To understand whom you want leading your business, you first have to decide: What's your philosophy on the importance of family in your company?
When you head a family business, you face a number of challenges absent in non-family businesses. One of the most trying can be determining whether family members have the skills and experience to be productive employees, or you need to look outside the family to staff your team.
If it sounds like this is a slippery slope, believe me, it is. Family dynamics aren't the same as business dynamics, and a combination of the two can be a disaster or a blessing — depending on how proactive and transparent you are.
Your first challenge is to identify the philosophy of your family business. Having clear focus as to what really drives the business will assist you tremendously in making decisions and dealing with office dynamics, so think about which of the following three philosophies resonates with you:
Family first. The happiness of family members comes before everything else. Unity is favored, even if it results in negative business consequences.
Business first. What's best for the business is put ahead of everything else. Professional business practices are followed and stringent rules are in place.
Family business enterprise. Striking a balance between the family and business first philosophies is the goal. Family satisfaction is created while the health of the business is supported.
There is no “right” philosophy, but you must understand the consequences that can result from each one. Let's consider what you may face and how you can overcome it.
If you choose family first, that means you're willing to live with the possibility of family members filling positions they're not qualified for — and that can be hard for non-family employees to swallow (especially when they report to those family members). It's important to be upfront with non-family members so they understand the lay of the land, so to speak, and can decide whether they feel your business is the right environment for them.
If you choose business first, that means you're willing to live with the possibility that you'll have to tell family members they're not up to snuff. The best way to approach this is to develop criteria for success that are applicable to all team members — family and non-family alike — and be clear that family members will not benefit from favoritism. Sometimes the price may be too high to operate this way, i.e., if you're dealing with your spouse or adult children.
If you choose family business enterprise, that means you want to ensure business success while keeping family members happy. This can be the most difficult way to operate because there's a bit more “gray” involved. You need to placate family members while ensuring that non-family members don't feel slighted and thus are not as apt to give it their all. The best course to take in this situation is to be honest and keep personal issues outside the business as best you can.
In my work with family business, I often ask non-family leaders what is the biggest challenge that they face working in a family business.

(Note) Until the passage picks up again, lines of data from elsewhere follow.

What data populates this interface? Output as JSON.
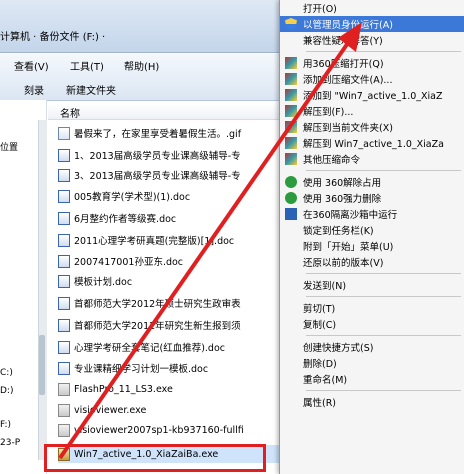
{
  "window": {
    "address": "计算机 · 备份文件 (F:) ·",
    "toolbar_row1": [
      "查看(V)",
      "工具(T)",
      "帮助(H)"
    ],
    "toolbar_row2": [
      "刻录",
      "新建文件夹"
    ],
    "column_name": "名称"
  },
  "nav": {
    "items": [
      "位置",
      "C:)",
      "D:)",
      "F:)",
      "23-P"
    ]
  },
  "files": [
    {
      "icon": "image-icon",
      "name": "暑假来了，在家里享受着暑假生活。.gif"
    },
    {
      "icon": "doc-icon",
      "name": "1、2013届高级学员专业课高级辅导-专"
    },
    {
      "icon": "doc-icon",
      "name": "3、2013届高级学员专业课高级辅导-专"
    },
    {
      "icon": "doc-icon",
      "name": "005教育学(学术型)(1).doc"
    },
    {
      "icon": "doc-icon",
      "name": "6月整约作者等级赛.doc"
    },
    {
      "icon": "doc-icon",
      "name": "2011心理学考研真题(完整版)[1].doc"
    },
    {
      "icon": "doc-icon",
      "name": "2007417001孙亚东.doc"
    },
    {
      "icon": "doc-icon",
      "name": "模板计划.doc"
    },
    {
      "icon": "doc-icon",
      "name": "首都师范大学2012年硕士研究生政审表"
    },
    {
      "icon": "doc-icon",
      "name": "首都师范大学2012年研究生新生报到须"
    },
    {
      "icon": "doc-icon",
      "name": "心理学考研全套笔记(红血推荐).doc"
    },
    {
      "icon": "doc-icon",
      "name": "专业课精细学习计划一模板.doc"
    },
    {
      "icon": "exe-icon",
      "name": "FlashPro_11_LS3.exe"
    },
    {
      "icon": "exe-icon",
      "name": "visioviewer.exe"
    },
    {
      "icon": "exe-icon",
      "name": "visioviewer2007sp1-kb937160-fullfi"
    },
    {
      "icon": "rar-icon",
      "name": "Win7_active_1.0_XiaZaiBa.exe"
    }
  ],
  "menu": {
    "items": [
      {
        "label": "打开(O)",
        "icon": "",
        "highlight": false
      },
      {
        "label": "以管理员身份运行(A)",
        "icon": "shield-icon",
        "highlight": true
      },
      {
        "label": "兼容性疑难解答(Y)",
        "icon": "",
        "highlight": false
      },
      {
        "sep": true
      },
      {
        "label": "用360压缩打开(Q)",
        "icon": "rar-icon",
        "highlight": false
      },
      {
        "label": "添加到压缩文件(A)...",
        "icon": "rar-icon",
        "highlight": false
      },
      {
        "label": "添加到 \"Win7_active_1.0_XiaZ",
        "icon": "rar-icon",
        "highlight": false
      },
      {
        "label": "解压到(F)...",
        "icon": "rar-icon",
        "highlight": false
      },
      {
        "label": "解压到当前文件夹(X)",
        "icon": "rar-icon",
        "highlight": false
      },
      {
        "label": "解压到 Win7_active_1.0_XiaZa",
        "icon": "rar-icon",
        "highlight": false
      },
      {
        "label": "其他压缩命令",
        "icon": "rar-icon",
        "highlight": false
      },
      {
        "sep": true
      },
      {
        "label": "使用 360解除占用",
        "icon": "q360-icon",
        "highlight": false
      },
      {
        "label": "使用 360强力删除",
        "icon": "q360-icon",
        "highlight": false
      },
      {
        "label": "在360隔离沙箱中运行",
        "icon": "box-icon",
        "highlight": false
      },
      {
        "label": "锁定到任务栏(K)",
        "icon": "",
        "highlight": false
      },
      {
        "label": "附到「开始」菜单(U)",
        "icon": "",
        "highlight": false
      },
      {
        "label": "还原以前的版本(V)",
        "icon": "",
        "highlight": false
      },
      {
        "sep": true
      },
      {
        "label": "发送到(N)",
        "icon": "",
        "highlight": false
      },
      {
        "sep": true
      },
      {
        "label": "剪切(T)",
        "icon": "",
        "highlight": false
      },
      {
        "label": "复制(C)",
        "icon": "",
        "highlight": false
      },
      {
        "sep": true
      },
      {
        "label": "创建快捷方式(S)",
        "icon": "",
        "highlight": false
      },
      {
        "label": "删除(D)",
        "icon": "",
        "highlight": false
      },
      {
        "label": "重命名(M)",
        "icon": "",
        "highlight": false
      },
      {
        "sep": true
      },
      {
        "label": "属性(R)",
        "icon": "",
        "highlight": false
      }
    ]
  },
  "colors": {
    "highlight_box": "#e02020",
    "menu_highlight": "#3b78d8"
  }
}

The most frequent response is the feeling of “exclusion.” While these leaders intellectually understand that company issues will be discussed at the family dinner table, there is often a sense of frustration of being “out of the loop.” One executive described it as feeling as if you are always walking in on the middle of a conversation and the family assumes you know all the facts, when in reality you don't have a clue. That can be frustrating, especially when the decisions being made impact your work and responsibilities.
Another challenge I have observed in my work is that non-family business leaders often what I call the “Prince Charles Effect.” Essentially they have responsibility with very little authority in their role. A seasoned manager expressed that it is hard not to begin to question yourself and your ability, but the key to being successful in a leadership role in a family business is to “not take it personally.”
For all three philosophies, it's important to ensure that non-family members understand the parameters of their power and that they are valued team members. You need to keep your finger on the pulse of the business to determine whether resentment, jealously or even anger is present in non-family employees — something that can harm your business and your family. In the best situations, family and non-family members work well together toward a common goal that benefits them all.
Denise P. Federer, Ph.D. is founder and principal of Federer Performance Management Group. She has 27 years of experience working with key executives, business leaders and Fortune 500 companies as a behavioral psychologist, consultant, coach and trainer. Contact her at: [email protected]